- Goal of the exercise -
Please output all of the entries exactly and omit any images they hold.

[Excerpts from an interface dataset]
• • • •
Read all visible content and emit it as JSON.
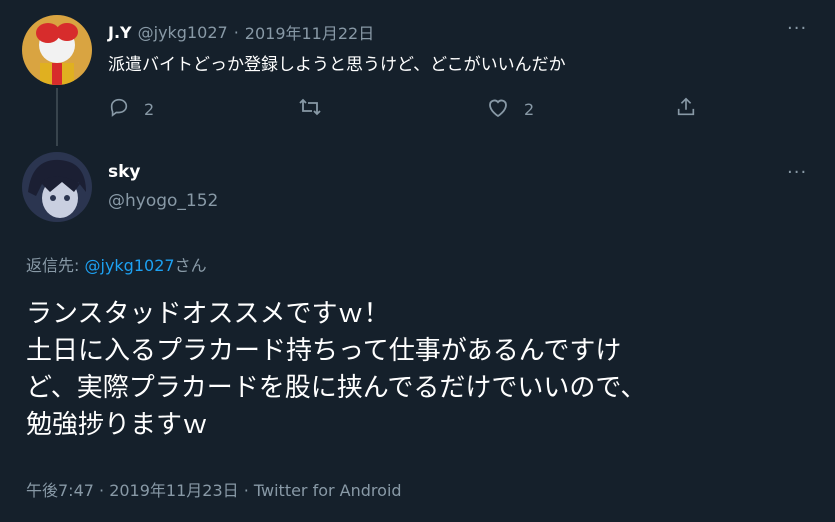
{
  "parent_tweet": {
    "display_name": "J.Y",
    "handle": "@jykg1027",
    "separator": "·",
    "date": "2019年11月22日",
    "text": "派遣バイトどっか登録しようと思うけど、どこがいいんだか",
    "reply_count": "2",
    "like_count": "2",
    "more_label": "···"
  },
  "main_tweet": {
    "display_name": "sky",
    "handle": "@hyogo_152",
    "more_label": "···",
    "reply_prefix": "返信先:",
    "reply_to": "@jykg1027",
    "reply_suffix": "さん",
    "lines": [
      "ランスタッドオススメですｗ！",
      "土日に入るプラカード持ちって仕事があるんですけ",
      "ど、実際プラカードを股に挟んでるだけでいいので、",
      "勉強捗りますｗ"
    ],
    "meta": "午後7:47 · 2019年11月23日 · Twitter for Android"
  },
  "colors": {
    "background": "#15202b",
    "muted": "#8899a6",
    "accent": "#1da1f2"
  }
}
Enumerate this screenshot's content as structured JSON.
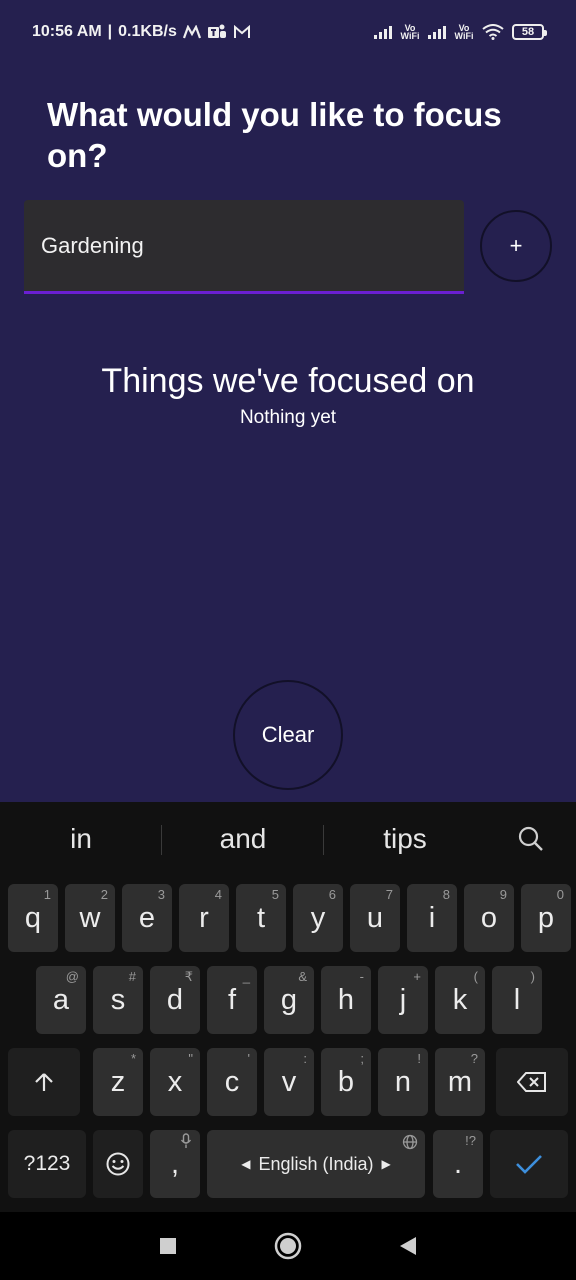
{
  "status_bar": {
    "time": "10:56 AM",
    "network_speed": "0.1KB/s",
    "vowifi_1": "Vo WiFi",
    "vowifi_2": "Vo WiFi",
    "battery": "58"
  },
  "app": {
    "heading": "What would you like to focus on?",
    "input_value": "Gardening",
    "add_label": "+",
    "section_title": "Things we've focused on",
    "section_empty": "Nothing yet",
    "clear_label": "Clear"
  },
  "keyboard": {
    "suggestions": [
      "in",
      "and",
      "tips"
    ],
    "row1": [
      {
        "k": "q",
        "h": "1"
      },
      {
        "k": "w",
        "h": "2"
      },
      {
        "k": "e",
        "h": "3"
      },
      {
        "k": "r",
        "h": "4"
      },
      {
        "k": "t",
        "h": "5"
      },
      {
        "k": "y",
        "h": "6"
      },
      {
        "k": "u",
        "h": "7"
      },
      {
        "k": "i",
        "h": "8"
      },
      {
        "k": "o",
        "h": "9"
      },
      {
        "k": "p",
        "h": "0"
      }
    ],
    "row2": [
      {
        "k": "a",
        "h": "@"
      },
      {
        "k": "s",
        "h": "#"
      },
      {
        "k": "d",
        "h": "₹"
      },
      {
        "k": "f",
        "h": "_"
      },
      {
        "k": "g",
        "h": "&"
      },
      {
        "k": "h",
        "h": "-"
      },
      {
        "k": "j",
        "h": "+"
      },
      {
        "k": "k",
        "h": "("
      },
      {
        "k": "l",
        "h": ")"
      }
    ],
    "row3": [
      {
        "k": "z",
        "h": "*"
      },
      {
        "k": "x",
        "h": "\""
      },
      {
        "k": "c",
        "h": "'"
      },
      {
        "k": "v",
        "h": ":"
      },
      {
        "k": "b",
        "h": ";"
      },
      {
        "k": "n",
        "h": "!"
      },
      {
        "k": "m",
        "h": "?"
      }
    ],
    "symbols_key": "?123",
    "comma_key": ",",
    "space_label": "English (India)",
    "period_key": ".",
    "period_hint": "!?"
  },
  "colors": {
    "background": "#25204f",
    "accent": "#6a1fd2",
    "enter_check": "#3d8fdc"
  }
}
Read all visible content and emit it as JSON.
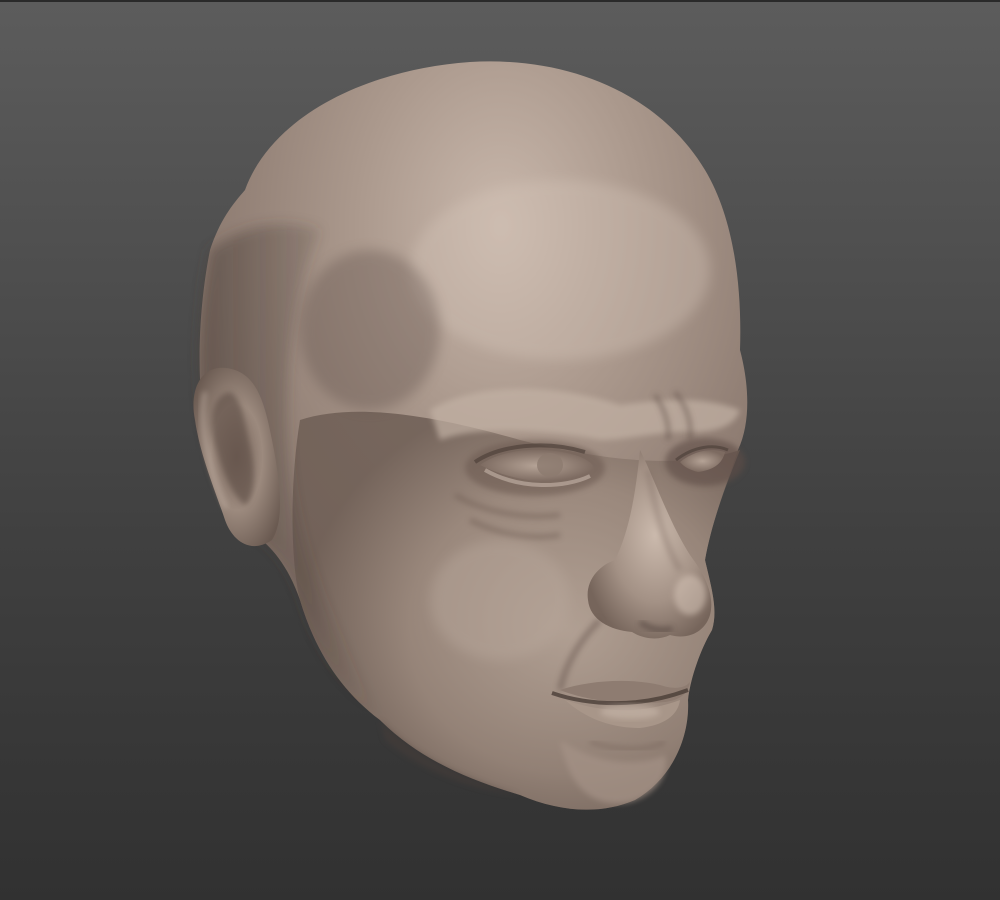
{
  "scene": {
    "subject": "head-sculpt",
    "material_color": "#9c8b80",
    "highlight_color": "#cdbdb1",
    "shadow_color": "#4e413b",
    "background_top": "#5c5c5c",
    "background_bottom": "#313131"
  }
}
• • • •
- Expected answer -
Read all visible content and emit it as JSON.
{
  "parent_tweet": {
    "display_name": "J.Y",
    "handle": "@jykg1027",
    "separator": "·",
    "date": "2019年11月22日",
    "text": "派遣バイトどっか登録しようと思うけど、どこがいいんだか",
    "reply_count": "2",
    "like_count": "2",
    "more_label": "···"
  },
  "main_tweet": {
    "display_name": "sky",
    "handle": "@hyogo_152",
    "more_label": "···",
    "reply_prefix": "返信先:",
    "reply_to": "@jykg1027",
    "reply_suffix": "さん",
    "lines": [
      "ランスタッドオススメですｗ！",
      "土日に入るプラカード持ちって仕事があるんですけ",
      "ど、実際プラカードを股に挟んでるだけでいいので、",
      "勉強捗りますｗ"
    ],
    "meta": "午後7:47 · 2019年11月23日 · Twitter for Android"
  },
  "colors": {
    "background": "#15202b",
    "muted": "#8899a6",
    "accent": "#1da1f2"
  }
}
Enumerate this screenshot's content as structured JSON.
{
  "status_bar": {
    "time": "10:56 AM",
    "network_speed": "0.1KB/s",
    "vowifi_1": "Vo WiFi",
    "vowifi_2": "Vo WiFi",
    "battery": "58"
  },
  "app": {
    "heading": "What would you like to focus on?",
    "input_value": "Gardening",
    "add_label": "+",
    "section_title": "Things we've focused on",
    "section_empty": "Nothing yet",
    "clear_label": "Clear"
  },
  "keyboard": {
    "suggestions": [
      "in",
      "and",
      "tips"
    ],
    "row1": [
      {
        "k": "q",
        "h": "1"
      },
      {
        "k": "w",
        "h": "2"
      },
      {
        "k": "e",
        "h": "3"
      },
      {
        "k": "r",
        "h": "4"
      },
      {
        "k": "t",
        "h": "5"
      },
      {
        "k": "y",
        "h": "6"
      },
      {
        "k": "u",
        "h": "7"
      },
      {
        "k": "i",
        "h": "8"
      },
      {
        "k": "o",
        "h": "9"
      },
      {
        "k": "p",
        "h": "0"
      }
    ],
    "row2": [
      {
        "k": "a",
        "h": "@"
      },
      {
        "k": "s",
        "h": "#"
      },
      {
        "k": "d",
        "h": "₹"
      },
      {
        "k": "f",
        "h": "_"
      },
      {
        "k": "g",
        "h": "&"
      },
      {
        "k": "h",
        "h": "-"
      },
      {
        "k": "j",
        "h": "+"
      },
      {
        "k": "k",
        "h": "("
      },
      {
        "k": "l",
        "h": ")"
      }
    ],
    "row3": [
      {
        "k": "z",
        "h": "*"
      },
      {
        "k": "x",
        "h": "\""
      },
      {
        "k": "c",
        "h": "'"
      },
      {
        "k": "v",
        "h": ":"
      },
      {
        "k": "b",
        "h": ";"
      },
      {
        "k": "n",
        "h": "!"
      },
      {
        "k": "m",
        "h": "?"
      }
    ],
    "symbols_key": "?123",
    "comma_key": ",",
    "space_label": "English (India)",
    "period_key": ".",
    "period_hint": "!?"
  },
  "colors": {
    "background": "#25204f",
    "accent": "#6a1fd2",
    "enter_check": "#3d8fdc"
  }
}
Read all visible content and emit it as JSON.
{
  "scene": {
    "subject": "head-sculpt",
    "material_color": "#9c8b80",
    "highlight_color": "#cdbdb1",
    "shadow_color": "#4e413b",
    "background_top": "#5c5c5c",
    "background_bottom": "#313131"
  }
}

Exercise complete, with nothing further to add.